Are there state-specific laws on the procedures employers must follow with regard to discipline and grievance procedures?
Generally, Massachusetts does not prescribe a discipline or grievance process for all employers. However, Massachusetts has adopted the Uniform Arbitration Act, which is designed to enforce arbitration agreements and proscribe procedures for arbitration pursuant to collective bargaining contracts (M.G.L. Ch. 150C §§ 1 et seq.). The statute controls the process for obtaining an order compelling arbitration to enforce the collective bargaining agreement. It does not set forth procedures for the grievance process itself, only procedures for arbitration when those provisions are absent from the collective bargaining agreement (M.G.L. Ch. 150c § 4). There are also minimal procedural standards for grievances that go before the labor relations board (M.G.L. Ch. 150A § 5; M.G.L. Ch. 150A § 9a (specific to nurses)).
There are also statutes which control the grievance and discipline process for civil servants and other public employees (M.G.L. Ch. 31 §§ 1 et seq.; M.G.L. Ch. 30 § 53; and M.G.L. Ch. 150E §§ 1 et seq.). In addition, there are state-specific laws with respect to grievance and discipline of teachers in public schools (M.G.L. Ch. 71 § 42).
At-will or notice
At-will status and/or notice period?
Massachusetts has adopted the at-will employment doctrine for individual employees who are not subject to an employment agreement. The employee may be terminated with or without cause, provided that the termination violates no law or other contractual arrangement.
What restrictions apply to the above?
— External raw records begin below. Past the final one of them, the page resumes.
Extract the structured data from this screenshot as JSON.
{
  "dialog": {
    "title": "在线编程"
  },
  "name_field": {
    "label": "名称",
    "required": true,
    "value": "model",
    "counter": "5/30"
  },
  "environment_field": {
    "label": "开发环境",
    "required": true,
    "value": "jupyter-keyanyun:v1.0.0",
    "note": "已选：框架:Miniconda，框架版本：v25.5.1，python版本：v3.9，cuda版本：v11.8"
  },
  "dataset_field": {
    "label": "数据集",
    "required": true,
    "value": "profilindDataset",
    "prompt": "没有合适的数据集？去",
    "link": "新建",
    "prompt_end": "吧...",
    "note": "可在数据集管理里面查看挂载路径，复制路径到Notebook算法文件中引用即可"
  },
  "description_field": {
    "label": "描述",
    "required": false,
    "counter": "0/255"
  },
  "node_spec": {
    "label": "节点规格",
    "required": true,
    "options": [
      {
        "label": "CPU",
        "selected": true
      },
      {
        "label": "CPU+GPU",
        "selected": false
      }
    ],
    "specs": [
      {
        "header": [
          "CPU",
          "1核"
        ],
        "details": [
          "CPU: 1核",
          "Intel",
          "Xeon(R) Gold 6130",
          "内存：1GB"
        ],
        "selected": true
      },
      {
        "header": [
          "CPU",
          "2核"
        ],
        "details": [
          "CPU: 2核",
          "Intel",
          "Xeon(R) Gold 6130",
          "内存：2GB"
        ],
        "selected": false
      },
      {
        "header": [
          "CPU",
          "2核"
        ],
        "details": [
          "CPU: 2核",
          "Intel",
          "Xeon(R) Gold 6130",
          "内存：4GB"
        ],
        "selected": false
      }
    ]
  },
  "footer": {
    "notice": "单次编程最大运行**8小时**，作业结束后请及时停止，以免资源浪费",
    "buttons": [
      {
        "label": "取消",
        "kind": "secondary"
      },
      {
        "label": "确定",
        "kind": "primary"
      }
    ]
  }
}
Courts have begun to employ common law contract and tort theories to issues surrounding the employment relationship. Further, the legislature continues to create increased protections for employees. Therefore, while the at-will doctrine is still applicable, employers should be extra vigilant in making sure that the termination does not violate an express or implied contractual right or any state or federal law.
Often, employee’s counsel may argue that the at-will doctrine was modified by an oral promise at the time of hire or later during employment (Carnig v. Carr, 46 N.E. 117 (Mass. 1897) and Boothby v. Texon, Inc., 608 N.E.2d 1028 (Mass. 1993)). In addition, arguments may be made that the at-will relationship was altered by employment policies or practices (Salvas v. Wal-Mart Stores, Inc., 893 N.E.2d 1187 (Mass. 2008)). Specifically, the Massachusetts Supreme Judicial Court has held that personnel handbooks may create a contract (Jackson v. Action for Boston Community Development, Inc.,525 N.E.2d 411 (Mass. 1988) and O’Brien v. New England Tel. & Tel. Co., 664 N.E.2d 843 (Mass. 1996)).
Are there state-specific rules on when final paychecks are due after termination?
Yes—under Massachusetts General Law Ch. 149, § 148, “any employee leaving his employment shall be paid in full on the following regular pay day, and, in the absence of a regular pay day, on the following Saturday.” If, however, an employee is discharged by the employer, he or she “shall be paid in full on the day of his discharge” or, if the employer is in Boston, “as soon as the laws requiring pay rolls, bills, and accounts to be certified” are complied with (Mass. Gen. Law Ch. 149, § 148).